Standpoint magazine’s Nick Cohen spoke to Rushdie this morning, who told him that: “I spoke to Jon Stewart about Yusuf Islam's appearance. He said he was sorry it upset me, but really, it was plain that he was fine with it. Depressing.”
After Rushdie penned The Satanic Verses in 1988, Iran’s Ayatollah Ruhollah Khomeini issued a fatwa against him, claiming that the book was “blasphemous against Islam.”
Stevens, a Muslim convert, has reiterated his support for the death sentence on multiple occasions, most recently in 1997. When asked during a 1989 interview whether he would take part in a protest that burned Rushdie in effigy, Stevens replied that “I would have hoped that it'd be the real thing.” The singer has never apologized for endorsing the fatwa.
Michael Weiss at The New Criterion calls out Stewart for his hypocrisy, and notes that Stevens is far more extreme than the conservatives Stewart regularly mocks on his show:

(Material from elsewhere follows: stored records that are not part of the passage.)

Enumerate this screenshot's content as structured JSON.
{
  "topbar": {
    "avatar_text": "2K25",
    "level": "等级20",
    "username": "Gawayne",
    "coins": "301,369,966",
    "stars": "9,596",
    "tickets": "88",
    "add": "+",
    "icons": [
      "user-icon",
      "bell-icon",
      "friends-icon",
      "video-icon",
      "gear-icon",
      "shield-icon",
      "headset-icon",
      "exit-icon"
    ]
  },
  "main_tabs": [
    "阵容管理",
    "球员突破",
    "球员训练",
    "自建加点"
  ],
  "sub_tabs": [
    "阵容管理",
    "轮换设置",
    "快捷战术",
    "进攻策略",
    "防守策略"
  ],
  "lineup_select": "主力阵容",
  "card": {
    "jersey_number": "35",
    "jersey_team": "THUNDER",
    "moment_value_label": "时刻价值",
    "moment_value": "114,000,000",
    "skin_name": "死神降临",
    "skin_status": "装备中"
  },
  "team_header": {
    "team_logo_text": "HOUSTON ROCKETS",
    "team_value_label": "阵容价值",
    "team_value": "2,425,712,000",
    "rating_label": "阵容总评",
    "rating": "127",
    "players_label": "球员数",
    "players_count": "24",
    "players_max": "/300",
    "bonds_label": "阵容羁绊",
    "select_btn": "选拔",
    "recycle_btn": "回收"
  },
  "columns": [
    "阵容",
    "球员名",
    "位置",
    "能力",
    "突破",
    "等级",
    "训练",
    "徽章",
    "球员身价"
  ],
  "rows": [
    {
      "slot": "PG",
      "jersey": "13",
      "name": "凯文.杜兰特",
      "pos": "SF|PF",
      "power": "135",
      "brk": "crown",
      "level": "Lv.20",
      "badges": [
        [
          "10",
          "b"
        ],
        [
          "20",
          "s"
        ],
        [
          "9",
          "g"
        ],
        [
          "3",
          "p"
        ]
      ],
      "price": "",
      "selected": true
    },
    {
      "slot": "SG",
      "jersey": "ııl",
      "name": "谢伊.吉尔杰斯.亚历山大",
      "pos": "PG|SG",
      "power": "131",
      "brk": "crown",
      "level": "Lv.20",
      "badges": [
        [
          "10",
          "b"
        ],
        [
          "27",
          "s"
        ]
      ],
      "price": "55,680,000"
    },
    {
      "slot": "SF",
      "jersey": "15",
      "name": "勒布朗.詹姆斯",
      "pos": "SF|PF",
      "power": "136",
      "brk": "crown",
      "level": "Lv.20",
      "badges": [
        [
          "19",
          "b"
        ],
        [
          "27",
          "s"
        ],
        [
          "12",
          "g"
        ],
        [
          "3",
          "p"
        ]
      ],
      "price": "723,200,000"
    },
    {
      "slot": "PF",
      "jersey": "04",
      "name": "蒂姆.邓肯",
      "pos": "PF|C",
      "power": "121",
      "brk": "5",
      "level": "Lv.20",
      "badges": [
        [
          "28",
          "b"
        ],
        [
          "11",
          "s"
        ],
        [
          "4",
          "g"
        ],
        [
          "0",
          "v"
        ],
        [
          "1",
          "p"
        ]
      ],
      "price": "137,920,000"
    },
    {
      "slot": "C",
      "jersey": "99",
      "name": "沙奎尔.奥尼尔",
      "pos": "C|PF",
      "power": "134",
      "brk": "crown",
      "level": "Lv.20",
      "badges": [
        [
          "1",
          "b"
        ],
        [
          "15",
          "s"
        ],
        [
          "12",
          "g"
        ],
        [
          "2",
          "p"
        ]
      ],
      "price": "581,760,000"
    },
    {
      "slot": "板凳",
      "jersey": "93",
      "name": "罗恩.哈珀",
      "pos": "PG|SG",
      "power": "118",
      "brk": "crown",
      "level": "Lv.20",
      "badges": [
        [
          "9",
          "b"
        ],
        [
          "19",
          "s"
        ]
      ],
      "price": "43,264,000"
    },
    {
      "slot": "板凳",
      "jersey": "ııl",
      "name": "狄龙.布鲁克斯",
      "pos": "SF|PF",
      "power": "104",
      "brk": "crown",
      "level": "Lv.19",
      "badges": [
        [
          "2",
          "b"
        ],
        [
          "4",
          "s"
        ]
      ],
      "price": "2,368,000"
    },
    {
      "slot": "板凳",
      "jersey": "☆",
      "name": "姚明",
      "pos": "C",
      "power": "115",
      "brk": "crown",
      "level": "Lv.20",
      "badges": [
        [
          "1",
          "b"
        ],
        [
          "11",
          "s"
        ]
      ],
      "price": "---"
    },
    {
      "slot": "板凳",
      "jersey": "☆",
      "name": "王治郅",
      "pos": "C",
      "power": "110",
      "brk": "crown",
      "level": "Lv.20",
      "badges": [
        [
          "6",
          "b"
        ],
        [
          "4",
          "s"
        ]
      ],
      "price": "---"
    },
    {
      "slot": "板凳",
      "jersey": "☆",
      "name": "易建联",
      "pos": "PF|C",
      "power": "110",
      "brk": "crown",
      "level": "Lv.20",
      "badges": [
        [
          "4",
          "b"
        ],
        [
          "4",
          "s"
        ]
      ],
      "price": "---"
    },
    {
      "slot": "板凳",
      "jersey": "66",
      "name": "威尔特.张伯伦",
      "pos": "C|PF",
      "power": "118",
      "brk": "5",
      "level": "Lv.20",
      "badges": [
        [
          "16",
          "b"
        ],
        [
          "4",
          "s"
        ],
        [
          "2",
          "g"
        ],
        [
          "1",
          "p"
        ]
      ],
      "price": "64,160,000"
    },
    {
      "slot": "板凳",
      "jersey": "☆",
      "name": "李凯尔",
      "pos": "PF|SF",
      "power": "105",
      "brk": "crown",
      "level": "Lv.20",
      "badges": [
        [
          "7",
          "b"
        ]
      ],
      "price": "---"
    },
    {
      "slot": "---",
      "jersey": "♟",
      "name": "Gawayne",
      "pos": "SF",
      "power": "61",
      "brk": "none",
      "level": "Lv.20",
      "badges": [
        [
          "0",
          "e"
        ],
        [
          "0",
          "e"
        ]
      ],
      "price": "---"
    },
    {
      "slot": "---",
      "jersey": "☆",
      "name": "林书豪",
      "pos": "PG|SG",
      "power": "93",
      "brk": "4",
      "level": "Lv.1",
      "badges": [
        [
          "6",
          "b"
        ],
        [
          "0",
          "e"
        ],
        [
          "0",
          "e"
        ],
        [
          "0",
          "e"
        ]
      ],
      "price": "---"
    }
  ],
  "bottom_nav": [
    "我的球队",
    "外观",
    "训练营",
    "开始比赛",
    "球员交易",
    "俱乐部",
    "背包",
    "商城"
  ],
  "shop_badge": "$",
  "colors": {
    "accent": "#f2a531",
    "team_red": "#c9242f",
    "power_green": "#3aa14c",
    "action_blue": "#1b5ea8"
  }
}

Yet as Stewart makes clear by his every off-camera action (and every other on-camera one), he's as hypocritical and spin-doctored as any thundering Beltway egomaniac he lampoons.
Would it be rude to guess at his decision to invite Cat Stevens, a.k.a. Yusuf Islam, to perform at last weekend's mass rally in implausibly denied partisanship at the National Mall? Who better than a Greek-American convert to Islam with multi-platinum records under his caftan to combat the vicious demonization of Muslims by the Tea Party and anti-mosque fanatics.
Except that Yusuf Islam is a right-wing fundamentalist who makes Sarah Palin look like Bella Abzug. Nothing is more of a ratings boost for that hebephrenic pseudo-historian Glenn Beck than exhibiting a medieval apologist for murder as a spokesperson for "sane" America.
Journalist Andrew Anthony has more on Stevens’ radical positions, which are completely out-of-sync with the theme of Stewart’s “sanity” rally (via Nick Cohen at Standpoint again):
"[Stevens] told me in 1997, eight years after saying on TV that Rushdie should be lynched, that he was in favour of stoning women to death for adultery. He also reconfirmed his position on Rushdie. He set up the Islamia school in Brent, which is currently undergoing council-backed expansion. Its mission statement three years ago explicitly stated that its aim was to bring about the submission of the individual, the community and the world at large to Islam. For this aim it now receives state funding. Its an incubator of the most bonkers religious extremism and segregation, and is particularly strong on the public erasure of women. Why do people go to such lengths to ignore these aspects of Yusuf Islam's character and philosophy?”
UPDATE: While Stevens did seem to back away from his support of the fatwa in a Rolling Stone interview in 2000, as well as in a statement posted to his own website, he still hasn't explicitly apologized for his earlier comments about Rushdie. Ron Radosh writes at Pajamas Media:
Those who commented on my post yesterday, pointing out that Yusuf “Cat Stevens” Islam’s two statements do not in fact apologize directly for his approval of the fatwa against Rushdie are correct. He still denies saying what he in fact very clearly did say. Before anyone should ask the singer to appear at their event- especially one that is supposedly meant to foster harmony and sanity- Yusuf Islam should be asked to clearly and unequivocally repudiate his past statements, and admit that he in fact made them.